And that's a real shame, because mechanically speaking Titanfall is incredibly sound, if a bit unimaginative. The major change that Titanfall makes to the standard shooter formula comes from an increased focus on mobility. Every player begins matches equipped with a jetpack and some wicked parkour skills. Double-jumping and wall-running are genuinely slick the first few times you pull them off, and they open up a new level of verticality in what are otherwise relatively flat levels. As liberating as pulling off a smooth wall run can be, tears begin to show in the mechanic as you start to push it. It's particularly finicky indoors, where, say, vaulting over a windowsill can easily turn into bouncing haphazardly between two walls. The auto-running and climbing mechanics work great in larger outdoor settings, but they're just squirrelly enough to make indoor movement a challenge. With practice, you will be able to learn and surmount the system's rough edges, at which point each wall run will become a calculated thrill.
Like many shooters, Titanfall offers both a Campaign and a "Classic" multiplayer suite. Don't be fooled by what Respawn calls a Campaign, though; Titanfall is multiplayer-only, and storytelling is far from the focal point here. Instead, the Campaign tells its brief story through in-game dialogue mostly read out during the heat of a match - and thus, mostly ignored. This mode serves as a sort of Titanfall primer. It will take you through each of the game's maps, mixing and matching modes as it goes. Most of the 'levels' are of your standard Team Deathmatch variety (here called Attrition), which happens to be my least favorite mode, so I wasn't partial to the Campaign. I preferred Classic Mode, which lets you browse servers by mode just as you would in almost any other online shooter.
Either way, you'll likely find Titanfall to be a bit anemic when all's said and done. There are only ten primary infantry weapons, three sidearms, and six Titan weapons in the game, and with the exception of an auto-locking pistol, they all fall into standard shooter archetypes. Without a campaign to fluff out the playtime, it can be hard to ignore that you've ultimately dropped 60 bones for half of what you'd normally get in a package like this.
Even taking these gripes into consideration, it's impossible to call Titanfall a bad game. At its core the gameplay is incredibly solid, even if it does cover some well-worn territory. The balance between human players and Titans is well thought out, and the two playstyles coexist with surprising comfort. As an infantry player, I was able to assign 'Follow' commands to my Titan and still feel its presence on the battlefield, even though I didn't personally want to pilot it. Other players eagerly hopped into their Titans and flattened the competition, but even they weren't immune to a pesky soldier like myself rodeoing their ride with some deft jetpack maneuvering.

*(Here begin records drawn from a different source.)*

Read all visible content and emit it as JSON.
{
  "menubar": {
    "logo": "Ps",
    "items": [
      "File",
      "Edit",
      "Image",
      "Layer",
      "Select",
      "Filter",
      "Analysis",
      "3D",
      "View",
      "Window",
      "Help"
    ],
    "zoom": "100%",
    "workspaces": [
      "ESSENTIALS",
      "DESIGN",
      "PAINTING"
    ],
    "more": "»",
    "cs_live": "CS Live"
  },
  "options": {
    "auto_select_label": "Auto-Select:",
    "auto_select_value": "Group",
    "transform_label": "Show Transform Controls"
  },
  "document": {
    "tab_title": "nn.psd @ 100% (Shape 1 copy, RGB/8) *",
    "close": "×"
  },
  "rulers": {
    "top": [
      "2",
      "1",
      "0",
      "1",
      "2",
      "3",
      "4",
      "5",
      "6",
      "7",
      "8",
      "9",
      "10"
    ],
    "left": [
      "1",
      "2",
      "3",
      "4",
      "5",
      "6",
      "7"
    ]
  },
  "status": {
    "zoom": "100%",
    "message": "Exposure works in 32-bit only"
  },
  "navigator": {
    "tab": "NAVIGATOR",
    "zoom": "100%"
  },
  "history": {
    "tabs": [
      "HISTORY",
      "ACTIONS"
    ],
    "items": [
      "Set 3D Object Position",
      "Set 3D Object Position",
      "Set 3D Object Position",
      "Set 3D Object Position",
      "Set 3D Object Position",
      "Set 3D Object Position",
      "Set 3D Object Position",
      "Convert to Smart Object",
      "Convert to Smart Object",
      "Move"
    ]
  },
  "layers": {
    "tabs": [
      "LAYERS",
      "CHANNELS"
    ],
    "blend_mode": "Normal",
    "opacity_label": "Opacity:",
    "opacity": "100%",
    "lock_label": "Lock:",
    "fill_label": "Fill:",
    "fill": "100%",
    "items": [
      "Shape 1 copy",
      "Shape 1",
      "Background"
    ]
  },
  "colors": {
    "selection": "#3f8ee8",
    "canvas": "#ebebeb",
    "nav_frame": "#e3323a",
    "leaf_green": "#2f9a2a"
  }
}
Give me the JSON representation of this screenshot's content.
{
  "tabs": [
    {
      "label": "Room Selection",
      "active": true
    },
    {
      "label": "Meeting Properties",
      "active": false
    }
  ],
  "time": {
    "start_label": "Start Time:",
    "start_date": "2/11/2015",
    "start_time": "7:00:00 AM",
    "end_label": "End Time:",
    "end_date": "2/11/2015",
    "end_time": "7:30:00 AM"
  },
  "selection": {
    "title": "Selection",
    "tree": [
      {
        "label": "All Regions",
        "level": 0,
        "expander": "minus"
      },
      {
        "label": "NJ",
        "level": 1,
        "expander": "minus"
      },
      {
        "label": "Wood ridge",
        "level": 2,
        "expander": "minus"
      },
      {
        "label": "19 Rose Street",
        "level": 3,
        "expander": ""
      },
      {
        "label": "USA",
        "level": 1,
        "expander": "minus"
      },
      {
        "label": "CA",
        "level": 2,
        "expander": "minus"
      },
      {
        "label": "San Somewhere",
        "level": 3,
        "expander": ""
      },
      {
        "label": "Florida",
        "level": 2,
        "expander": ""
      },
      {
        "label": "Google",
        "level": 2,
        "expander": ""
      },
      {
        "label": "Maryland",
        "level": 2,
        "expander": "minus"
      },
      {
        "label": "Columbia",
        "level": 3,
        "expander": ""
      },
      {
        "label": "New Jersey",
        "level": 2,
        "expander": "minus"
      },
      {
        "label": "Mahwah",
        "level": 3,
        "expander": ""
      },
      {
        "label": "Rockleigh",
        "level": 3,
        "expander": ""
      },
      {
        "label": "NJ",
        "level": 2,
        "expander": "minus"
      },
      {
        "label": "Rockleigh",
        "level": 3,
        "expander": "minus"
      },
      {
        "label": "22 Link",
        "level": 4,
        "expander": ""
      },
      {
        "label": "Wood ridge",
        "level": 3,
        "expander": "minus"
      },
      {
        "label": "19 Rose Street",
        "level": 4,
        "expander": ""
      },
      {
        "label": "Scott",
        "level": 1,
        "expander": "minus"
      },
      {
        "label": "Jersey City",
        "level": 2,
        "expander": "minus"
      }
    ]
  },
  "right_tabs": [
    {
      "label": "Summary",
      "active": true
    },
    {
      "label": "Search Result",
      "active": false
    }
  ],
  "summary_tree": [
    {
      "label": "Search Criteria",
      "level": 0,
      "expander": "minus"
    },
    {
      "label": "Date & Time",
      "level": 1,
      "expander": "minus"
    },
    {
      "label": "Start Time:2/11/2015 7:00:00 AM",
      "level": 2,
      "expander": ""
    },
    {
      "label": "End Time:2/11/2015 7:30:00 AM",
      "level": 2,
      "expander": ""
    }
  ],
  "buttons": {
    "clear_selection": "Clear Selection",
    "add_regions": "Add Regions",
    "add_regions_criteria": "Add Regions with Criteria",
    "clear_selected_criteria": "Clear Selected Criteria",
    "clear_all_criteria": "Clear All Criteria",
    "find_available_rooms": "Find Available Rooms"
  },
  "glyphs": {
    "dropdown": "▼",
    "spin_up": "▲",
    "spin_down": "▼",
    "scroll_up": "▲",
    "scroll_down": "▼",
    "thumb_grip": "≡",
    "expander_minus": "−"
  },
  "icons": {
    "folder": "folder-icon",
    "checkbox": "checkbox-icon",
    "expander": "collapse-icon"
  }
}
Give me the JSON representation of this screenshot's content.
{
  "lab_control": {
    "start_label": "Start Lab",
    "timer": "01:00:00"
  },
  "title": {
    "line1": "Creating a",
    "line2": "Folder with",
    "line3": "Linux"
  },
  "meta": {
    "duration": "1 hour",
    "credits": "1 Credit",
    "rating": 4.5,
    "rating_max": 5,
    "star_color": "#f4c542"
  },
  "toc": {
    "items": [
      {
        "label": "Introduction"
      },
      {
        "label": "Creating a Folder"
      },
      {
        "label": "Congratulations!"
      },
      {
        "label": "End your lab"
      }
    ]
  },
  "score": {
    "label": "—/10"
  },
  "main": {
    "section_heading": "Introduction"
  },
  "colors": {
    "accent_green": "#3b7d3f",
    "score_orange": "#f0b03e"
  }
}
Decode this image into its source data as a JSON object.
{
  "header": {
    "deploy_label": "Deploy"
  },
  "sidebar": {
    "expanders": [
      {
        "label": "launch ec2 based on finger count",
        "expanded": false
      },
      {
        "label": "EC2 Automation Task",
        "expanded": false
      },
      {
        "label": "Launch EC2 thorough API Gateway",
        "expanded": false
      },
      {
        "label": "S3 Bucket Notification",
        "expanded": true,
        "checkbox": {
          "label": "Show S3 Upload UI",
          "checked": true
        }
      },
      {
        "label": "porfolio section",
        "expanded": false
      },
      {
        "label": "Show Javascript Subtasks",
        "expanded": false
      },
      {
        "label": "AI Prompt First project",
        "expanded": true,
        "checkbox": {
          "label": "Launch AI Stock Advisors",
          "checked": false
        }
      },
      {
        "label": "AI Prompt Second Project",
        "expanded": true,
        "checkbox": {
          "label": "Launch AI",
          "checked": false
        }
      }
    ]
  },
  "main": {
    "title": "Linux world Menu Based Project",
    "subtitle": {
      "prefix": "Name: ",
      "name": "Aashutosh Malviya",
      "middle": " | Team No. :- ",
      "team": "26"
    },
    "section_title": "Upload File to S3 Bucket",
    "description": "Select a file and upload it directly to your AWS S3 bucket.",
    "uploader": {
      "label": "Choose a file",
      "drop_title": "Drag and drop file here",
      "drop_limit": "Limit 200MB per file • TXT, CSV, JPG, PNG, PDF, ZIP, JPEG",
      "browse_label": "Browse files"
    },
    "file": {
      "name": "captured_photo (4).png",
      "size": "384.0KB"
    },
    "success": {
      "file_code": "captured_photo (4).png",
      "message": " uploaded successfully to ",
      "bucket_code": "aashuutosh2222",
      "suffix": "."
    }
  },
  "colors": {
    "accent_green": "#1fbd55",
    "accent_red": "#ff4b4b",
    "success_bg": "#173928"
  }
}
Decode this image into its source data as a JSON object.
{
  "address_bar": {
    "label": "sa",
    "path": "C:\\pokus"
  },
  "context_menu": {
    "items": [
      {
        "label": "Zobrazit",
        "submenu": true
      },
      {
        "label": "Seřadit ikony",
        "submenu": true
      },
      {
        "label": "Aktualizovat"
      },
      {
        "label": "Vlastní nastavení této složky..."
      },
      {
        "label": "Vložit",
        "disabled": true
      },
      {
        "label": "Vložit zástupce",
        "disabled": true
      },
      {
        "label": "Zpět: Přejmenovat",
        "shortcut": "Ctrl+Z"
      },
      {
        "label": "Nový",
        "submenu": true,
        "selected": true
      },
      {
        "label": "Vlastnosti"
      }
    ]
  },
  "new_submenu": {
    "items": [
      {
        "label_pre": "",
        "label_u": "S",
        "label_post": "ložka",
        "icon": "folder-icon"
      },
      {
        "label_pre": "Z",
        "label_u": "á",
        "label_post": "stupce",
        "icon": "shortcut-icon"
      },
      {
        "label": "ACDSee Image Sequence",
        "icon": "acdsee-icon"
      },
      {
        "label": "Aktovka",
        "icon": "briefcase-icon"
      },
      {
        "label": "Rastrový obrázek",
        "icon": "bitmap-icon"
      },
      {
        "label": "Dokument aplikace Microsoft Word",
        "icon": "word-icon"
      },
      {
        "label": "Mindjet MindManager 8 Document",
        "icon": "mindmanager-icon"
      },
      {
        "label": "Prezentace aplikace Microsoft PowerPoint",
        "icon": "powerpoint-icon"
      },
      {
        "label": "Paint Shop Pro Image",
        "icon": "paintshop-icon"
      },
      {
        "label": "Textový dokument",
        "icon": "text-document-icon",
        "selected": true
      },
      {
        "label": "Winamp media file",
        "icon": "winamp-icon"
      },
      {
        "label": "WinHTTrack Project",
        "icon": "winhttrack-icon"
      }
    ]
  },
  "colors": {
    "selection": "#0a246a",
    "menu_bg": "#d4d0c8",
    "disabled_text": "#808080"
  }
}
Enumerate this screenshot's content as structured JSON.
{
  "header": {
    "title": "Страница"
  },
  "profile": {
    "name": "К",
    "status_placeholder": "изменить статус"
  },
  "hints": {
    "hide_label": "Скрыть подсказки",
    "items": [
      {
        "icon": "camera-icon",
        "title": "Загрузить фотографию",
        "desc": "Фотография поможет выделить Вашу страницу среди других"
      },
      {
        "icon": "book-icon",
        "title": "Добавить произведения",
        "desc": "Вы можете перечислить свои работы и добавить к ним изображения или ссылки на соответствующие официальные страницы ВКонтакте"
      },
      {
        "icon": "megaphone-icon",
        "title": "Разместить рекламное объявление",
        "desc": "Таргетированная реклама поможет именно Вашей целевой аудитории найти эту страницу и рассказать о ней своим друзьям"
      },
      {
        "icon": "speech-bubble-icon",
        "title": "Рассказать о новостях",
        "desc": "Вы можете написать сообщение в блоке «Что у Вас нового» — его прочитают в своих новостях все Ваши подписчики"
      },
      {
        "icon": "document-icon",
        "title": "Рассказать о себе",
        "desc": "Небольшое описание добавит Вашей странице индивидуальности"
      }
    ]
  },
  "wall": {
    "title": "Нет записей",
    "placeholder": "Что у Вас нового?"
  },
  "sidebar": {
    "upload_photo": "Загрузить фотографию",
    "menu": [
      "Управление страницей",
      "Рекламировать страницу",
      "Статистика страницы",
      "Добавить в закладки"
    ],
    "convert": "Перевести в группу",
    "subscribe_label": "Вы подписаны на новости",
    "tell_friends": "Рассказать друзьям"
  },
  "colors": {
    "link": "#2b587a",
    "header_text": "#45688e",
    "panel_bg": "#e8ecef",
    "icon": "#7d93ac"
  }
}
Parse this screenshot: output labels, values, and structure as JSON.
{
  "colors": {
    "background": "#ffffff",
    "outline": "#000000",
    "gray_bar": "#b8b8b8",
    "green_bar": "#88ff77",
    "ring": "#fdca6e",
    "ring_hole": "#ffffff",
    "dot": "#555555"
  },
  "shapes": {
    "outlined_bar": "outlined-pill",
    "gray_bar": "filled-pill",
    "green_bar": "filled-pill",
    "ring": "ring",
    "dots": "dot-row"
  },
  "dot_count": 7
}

Your opinion of Titanfall will rest squarely on your fondness for the modern day arena shooter. Aside from the addition of a double jump, the game does nothing to evolve the formula that has worked so well for its predecessors. It just cranks the speed up to 11, showers you in rewards, and occasionally puts you in the shoes of a big old robot. If that sounds like enough for you, by all means check out Titanfall. But if you're looking for a more in-depth or thought-provoking online experience, you're better off looking elsewhere. There are plenty of established shooters on the market that have longer legs and more content, and many more will likely come before the end of the year.